#### What the task asks:
Find the lines holding the string "total" in the data, then copy all of them.

----------------

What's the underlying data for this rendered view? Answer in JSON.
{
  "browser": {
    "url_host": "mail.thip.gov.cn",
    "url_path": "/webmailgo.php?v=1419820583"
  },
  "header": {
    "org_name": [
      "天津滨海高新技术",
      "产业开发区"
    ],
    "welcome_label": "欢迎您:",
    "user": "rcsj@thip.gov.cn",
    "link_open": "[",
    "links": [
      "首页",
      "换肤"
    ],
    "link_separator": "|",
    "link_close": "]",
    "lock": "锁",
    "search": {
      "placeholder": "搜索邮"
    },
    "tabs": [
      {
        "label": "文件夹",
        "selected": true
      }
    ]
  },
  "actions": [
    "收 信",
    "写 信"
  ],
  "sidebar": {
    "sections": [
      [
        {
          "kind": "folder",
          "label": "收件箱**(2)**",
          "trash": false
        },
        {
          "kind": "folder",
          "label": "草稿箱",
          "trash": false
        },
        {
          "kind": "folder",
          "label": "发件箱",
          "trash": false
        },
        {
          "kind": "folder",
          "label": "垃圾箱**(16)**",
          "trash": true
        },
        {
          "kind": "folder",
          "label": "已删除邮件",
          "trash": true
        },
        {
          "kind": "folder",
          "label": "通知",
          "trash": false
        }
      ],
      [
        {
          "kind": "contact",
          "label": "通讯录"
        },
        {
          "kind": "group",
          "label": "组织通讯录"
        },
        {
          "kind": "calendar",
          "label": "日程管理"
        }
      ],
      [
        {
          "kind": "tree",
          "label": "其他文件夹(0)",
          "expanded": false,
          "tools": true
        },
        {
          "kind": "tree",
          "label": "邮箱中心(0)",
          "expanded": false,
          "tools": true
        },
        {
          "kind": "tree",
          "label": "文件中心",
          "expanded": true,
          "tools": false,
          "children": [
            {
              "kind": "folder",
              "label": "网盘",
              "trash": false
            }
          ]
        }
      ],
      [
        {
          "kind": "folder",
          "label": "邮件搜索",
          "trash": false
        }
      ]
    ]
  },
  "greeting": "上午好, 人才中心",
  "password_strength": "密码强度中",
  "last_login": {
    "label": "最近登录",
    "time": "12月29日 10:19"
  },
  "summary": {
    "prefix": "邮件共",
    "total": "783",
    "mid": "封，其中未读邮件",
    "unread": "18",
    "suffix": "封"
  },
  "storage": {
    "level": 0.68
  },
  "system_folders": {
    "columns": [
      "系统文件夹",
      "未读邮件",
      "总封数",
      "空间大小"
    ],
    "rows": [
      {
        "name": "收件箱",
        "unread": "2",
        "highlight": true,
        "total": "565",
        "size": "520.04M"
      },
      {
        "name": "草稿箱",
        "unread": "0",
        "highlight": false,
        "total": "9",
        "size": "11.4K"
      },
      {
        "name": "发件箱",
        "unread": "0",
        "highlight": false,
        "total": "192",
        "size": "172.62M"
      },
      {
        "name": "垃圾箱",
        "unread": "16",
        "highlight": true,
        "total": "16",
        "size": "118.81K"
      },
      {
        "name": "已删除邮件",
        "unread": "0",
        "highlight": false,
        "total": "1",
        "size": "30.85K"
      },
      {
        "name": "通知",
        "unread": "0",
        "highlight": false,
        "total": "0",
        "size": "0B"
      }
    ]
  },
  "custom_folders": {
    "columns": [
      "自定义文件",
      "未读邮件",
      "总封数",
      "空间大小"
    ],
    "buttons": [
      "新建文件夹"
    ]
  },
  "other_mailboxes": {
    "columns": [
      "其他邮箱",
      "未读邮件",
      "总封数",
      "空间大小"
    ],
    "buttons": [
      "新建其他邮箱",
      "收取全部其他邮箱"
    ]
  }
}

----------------

#### Output below:
    "total": "783",
        "total": "565",
        "total": "9",
        "total": "192",
        "total": "16",
        "total": "1",
        "total": "0",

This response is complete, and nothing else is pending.